Let's play "WHO SCREWED UP MORE?"
Was it Torii Hunter, whose overconfident lunge at a Kotsay blooper turned a routine RBI single or double into a signature 2-run inside-the-park HR that effectively cost the Twins the game -- and put them in a seemingly insurmountable 0-2 hole in the LDS after two games in Minnesota?
Or was it JD Drew, whose unprecedented base-running blunder turned into the first-ever moment in baseball playoffs history that two players were tagged out at home on the same play?
Though Hunter's miscue directly cost the Twins the game and the Dodgers didn't throw away the entire game on "J.D.'s Boner," there's no question that Drew's double-D'oh was the bigger blunder.
Hindsight will rule here: If the Dodgers go on to lose the series (as they went on to lose Game 1 last night), Drew's dud will probably be attributed as the triggering event. (If they win, it'll be forgotten.)
The upshot is that both blunders have the promise of being devastating to their team's psyches -- in a 5-game series, they could be all the difference.
Tigers at Yankees, Game 2 (Make-Up): I believe that the last time the Yankees had to deal with playoff games on consecutive days to account for a rain delay, they delivered the biggest choke in sports history.
But these 2006 Tigers ain't those 2004 Red Sox (and these 2006 Yankees are a lot better than those 2004 Yankees).
(Randy Johnson is reportedly ready to pitch Game 3 tomorrow in
Dodgers at Mets, Game 2 (8 p.m.): It looks like El Duque will miss the entire playoffs with a calf injury. (What is it with old Mets pitchers and their calves?)
Cards at Padres, Game 2 (4 p.m.): How would most Cards fans rate their confidence in Jeff Weaver as the starting pitcher?
(Hmm: Probably with the same confidence that Padres fans have in David Wells as THEIR starting pitcher.)
A's up 2-0 on Twins: As I said yesterday, when a freak inside-the-park-HR is the winning margin to let the visiting team take a second straight game on the road before heading back home for two games, you know the series is as good as over. The Twins must have used all their mojo winning that division title.
T.O. vs. Eagles, Cont'd: When's the weigh-in?
The latest forced drama is that McNabb says he sent T.O. a text message last week to support him in his time of, uh, need.
T.O. says he never got the text.
(Actually, McNabb sent him 35 texts and T.O.'s publicist says she was so shaken up when she saw the list on T.O.'s cell-phone that she called 9-1-1, thinking T.O. was trying to text himself to death.)
This is what we're reduced to:
He-said-he-said about text messages.
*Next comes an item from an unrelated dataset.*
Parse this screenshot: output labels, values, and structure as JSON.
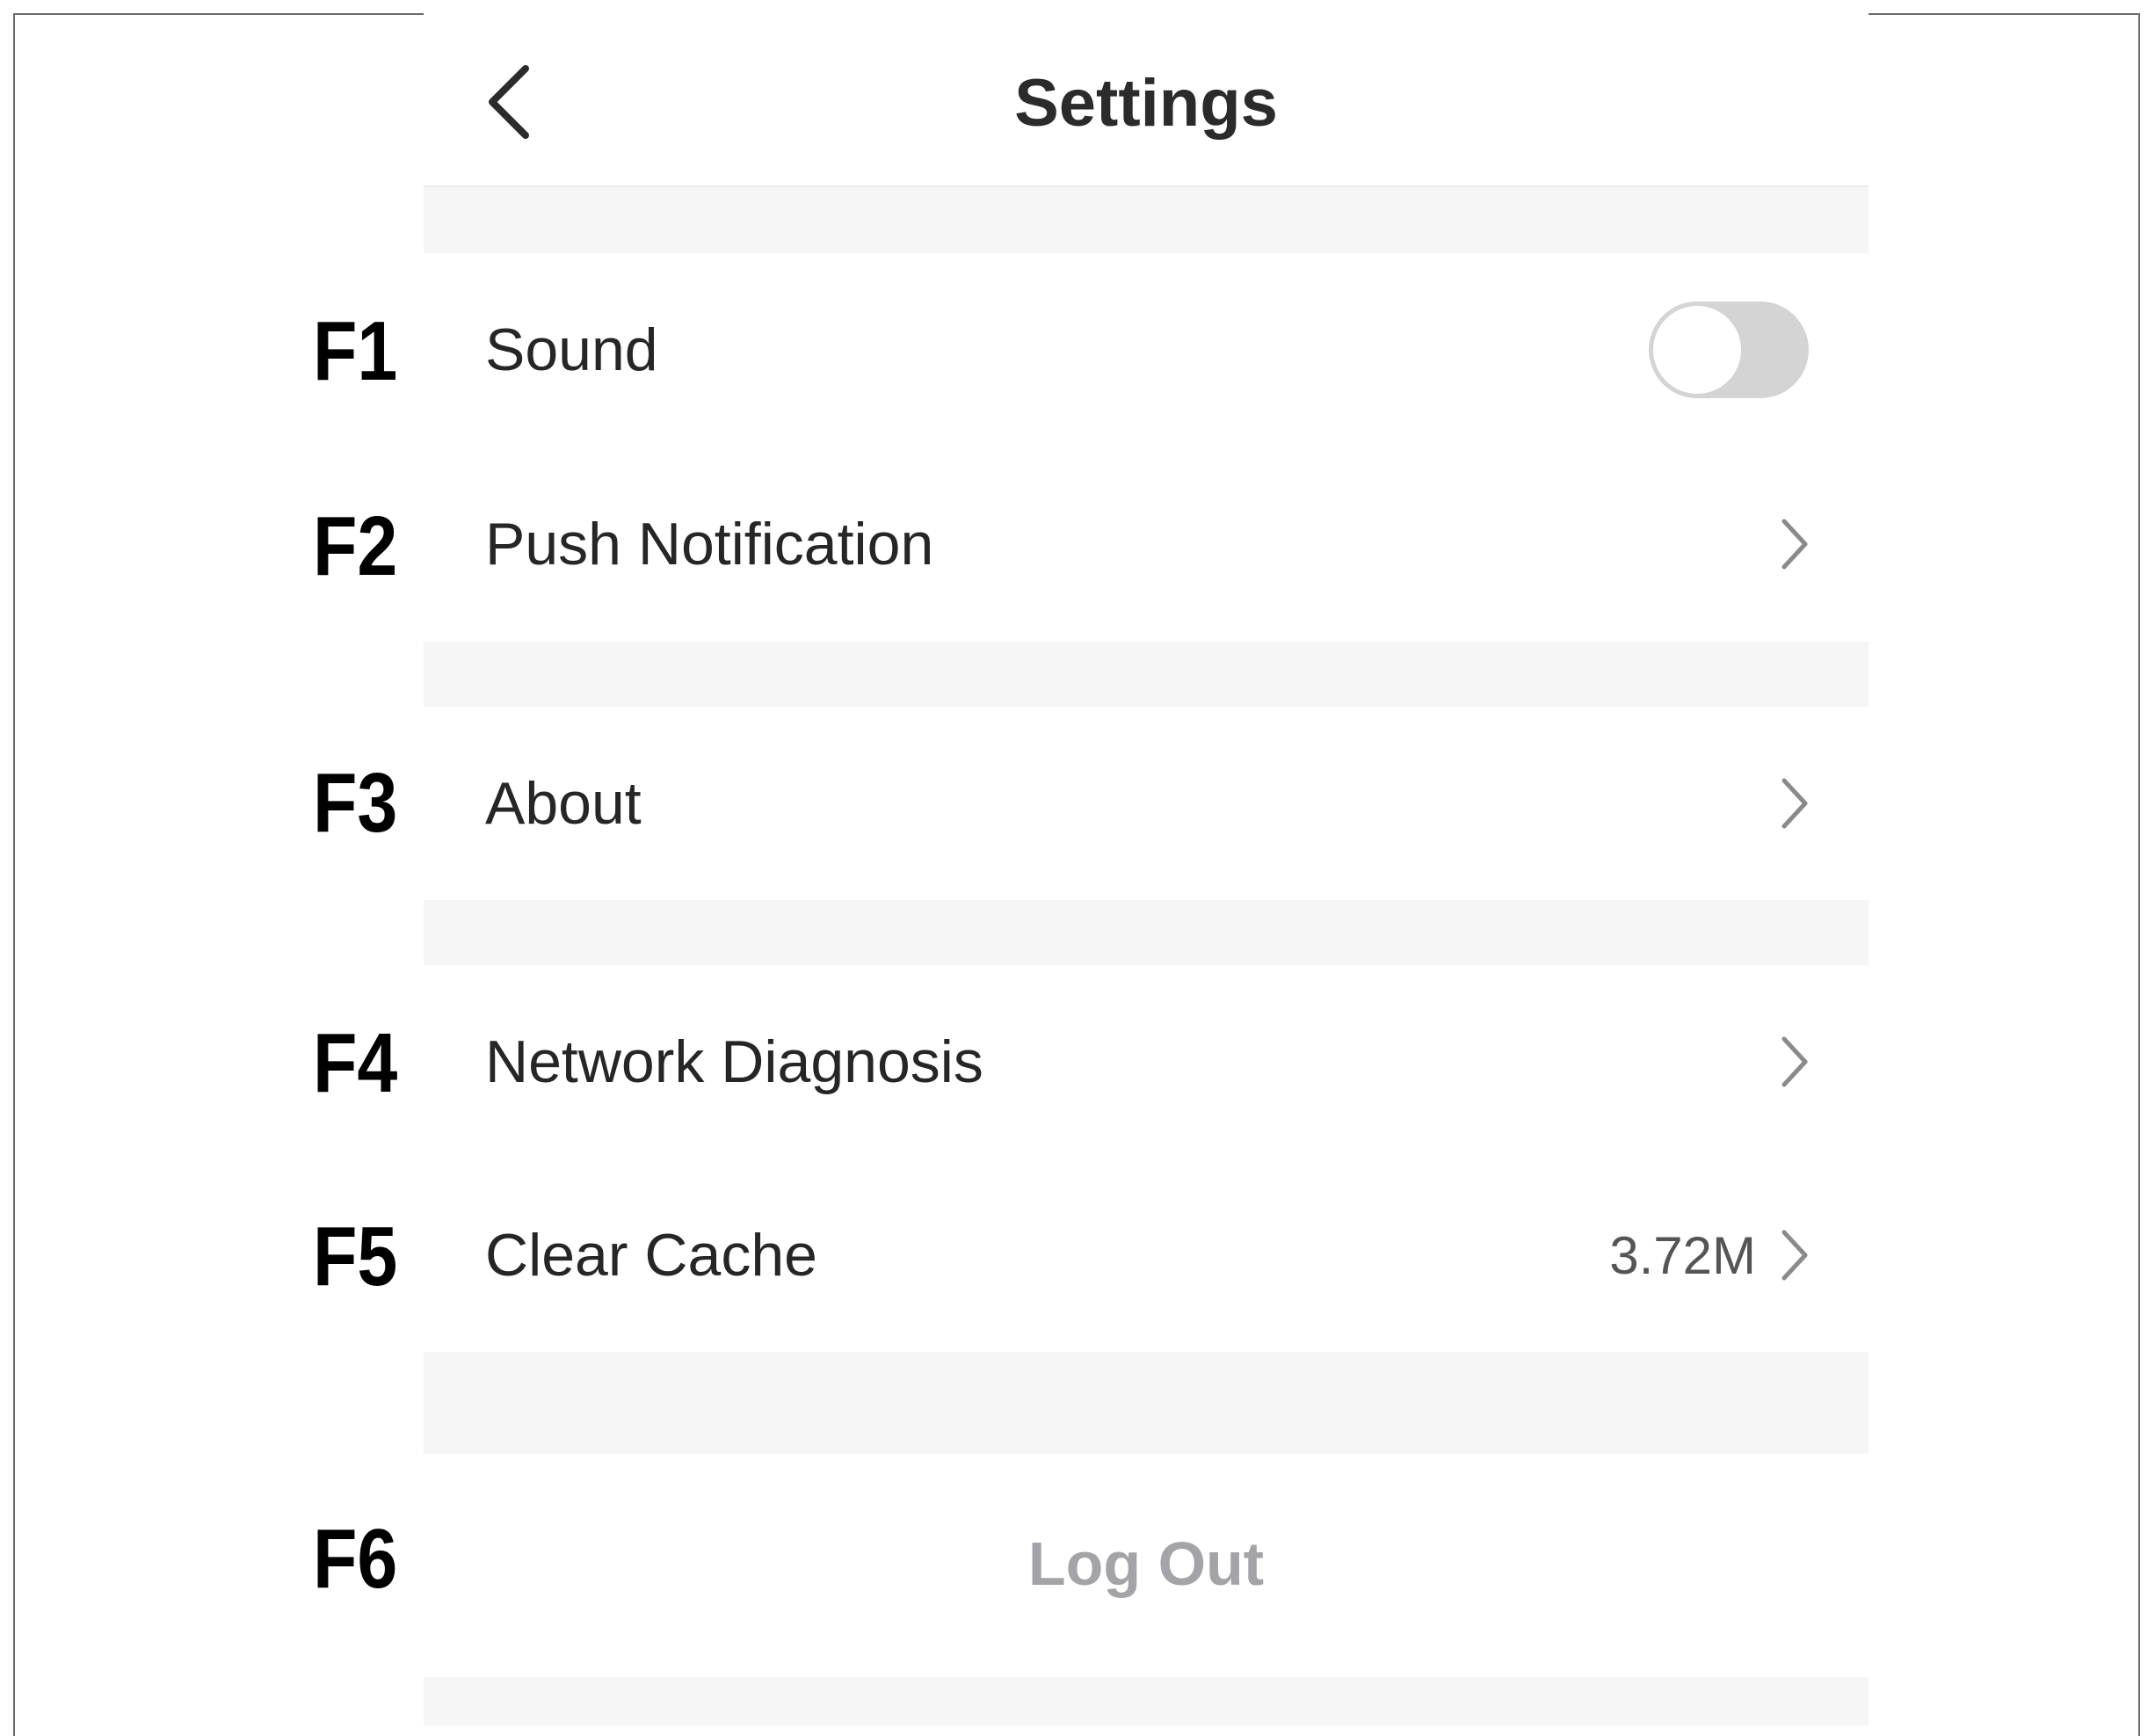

The T.O.-Eagles feud has officially regressed to the junior high level.
Can Koren Robinson apply his 45 days of work-release (to go with 45 days in jail, per his DUI sentencing) toward playing football?
Greg Anderson is out of jail today: And, yet, the "Game of Shadows" guys are clink-bound. Ah, the sweet smell of justice...
Commish Gary Bettman says the NHL is in good shape, and usually this would be the moment for sarcasm, but I actually agree with him:
As soon as the NHL started running itself like a tidy niche sport, it was on the road to recovery. Dropping pretensions of being part of a mythical "Big Four" was the key.
(For the record, there is currently a "Big Three": NFL, MLB and College Football. That's right: I don't consider the NBA part of the "Big" sports anymore either. It is merely the biggest of the niche sports.)
More niche-sport news: MLS will let teams sell ads on the front of jerseys. I've argued for a while, this is an inevitability in both the NBA and MLB.
There's nothing sacred about jerseys – at least nothing that the big dollars from sponsors can't buy. NASCAR fans and European soccer fans (who eclipse MLB or NBA fans for passion) don't seem to mind.
I have yet to hear a good argument -- beyond "what about the tradition!" -- for keeping advertisements off MLB or NBA uniforms. It's simply not worth getting that upset over.
(Ideally, owners would take that jersey-sponsorship revenue and have to earmark it for either reducing the price of tickets or parking OR for growing payroll to make the team better. I'm not holding my breath.)Update: Thanks to reader Garett D. (from Canada!) who reminded that my favorite Euro football team, Barcelona, actually PAID a sponsor to put their logo on their uniforms, which the team previously had refused to ever adorn with an ad. The sponsor? UNICEF. The team pays the sponsor AND the money goes to a good cause? Now THERE's a concept.
After the ill-fated Bob Ferry Era, the inept Wes Unseld Era (and the even more f'ed up Michael Jordan Era), hiring Ernie Grunfeld to run the team's basketball operations was the best decision the Wizards ever made, so giving Grunfeld a contract extension continues to keep the Wiz on the right path. For once. (And I say that as a Wizards fan.)
Finally, a HUGE thanks to all the blog readers who came out for my NYC reading series last night. It was great to meet all of you in person, and I hope you had a great time. It was a really fun event.